Input below:
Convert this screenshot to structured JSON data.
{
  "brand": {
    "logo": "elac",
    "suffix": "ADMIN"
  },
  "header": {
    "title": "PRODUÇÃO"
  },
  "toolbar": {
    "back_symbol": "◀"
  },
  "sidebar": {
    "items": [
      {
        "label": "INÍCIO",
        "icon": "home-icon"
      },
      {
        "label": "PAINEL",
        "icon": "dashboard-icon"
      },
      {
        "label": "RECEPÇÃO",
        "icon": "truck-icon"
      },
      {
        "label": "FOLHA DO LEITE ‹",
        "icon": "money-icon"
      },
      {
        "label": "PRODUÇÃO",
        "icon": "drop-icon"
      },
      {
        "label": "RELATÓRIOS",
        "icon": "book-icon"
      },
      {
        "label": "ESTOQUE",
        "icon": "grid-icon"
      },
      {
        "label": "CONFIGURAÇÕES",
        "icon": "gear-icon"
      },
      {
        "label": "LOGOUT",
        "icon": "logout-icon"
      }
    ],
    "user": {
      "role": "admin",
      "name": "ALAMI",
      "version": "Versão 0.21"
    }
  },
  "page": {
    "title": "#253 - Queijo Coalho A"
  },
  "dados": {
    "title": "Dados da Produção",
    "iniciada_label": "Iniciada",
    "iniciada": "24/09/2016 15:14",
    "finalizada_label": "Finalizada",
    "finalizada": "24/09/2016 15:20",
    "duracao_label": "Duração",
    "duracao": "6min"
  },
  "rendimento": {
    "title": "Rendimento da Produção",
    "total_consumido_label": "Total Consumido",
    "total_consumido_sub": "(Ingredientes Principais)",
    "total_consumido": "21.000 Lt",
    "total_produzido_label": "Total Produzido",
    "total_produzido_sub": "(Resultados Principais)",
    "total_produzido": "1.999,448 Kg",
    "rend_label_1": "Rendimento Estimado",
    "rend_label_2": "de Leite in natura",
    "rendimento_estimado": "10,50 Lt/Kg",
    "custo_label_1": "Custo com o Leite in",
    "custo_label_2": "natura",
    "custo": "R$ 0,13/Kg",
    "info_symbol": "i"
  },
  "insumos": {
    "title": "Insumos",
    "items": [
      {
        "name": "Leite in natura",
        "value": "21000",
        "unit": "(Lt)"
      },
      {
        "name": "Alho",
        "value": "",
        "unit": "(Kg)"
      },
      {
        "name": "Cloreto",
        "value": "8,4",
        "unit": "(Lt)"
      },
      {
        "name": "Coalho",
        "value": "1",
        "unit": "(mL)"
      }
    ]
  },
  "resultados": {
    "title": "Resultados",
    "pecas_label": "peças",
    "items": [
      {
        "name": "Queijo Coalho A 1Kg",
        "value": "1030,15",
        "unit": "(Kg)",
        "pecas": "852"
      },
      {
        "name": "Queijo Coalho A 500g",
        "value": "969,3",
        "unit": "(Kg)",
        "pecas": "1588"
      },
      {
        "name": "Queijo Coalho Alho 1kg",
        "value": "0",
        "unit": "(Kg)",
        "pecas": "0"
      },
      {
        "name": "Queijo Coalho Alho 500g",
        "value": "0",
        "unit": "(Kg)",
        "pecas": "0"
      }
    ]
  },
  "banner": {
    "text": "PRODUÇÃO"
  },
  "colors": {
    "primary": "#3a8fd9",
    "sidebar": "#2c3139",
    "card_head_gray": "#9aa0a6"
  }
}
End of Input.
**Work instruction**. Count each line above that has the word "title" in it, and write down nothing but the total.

**Reply**. 6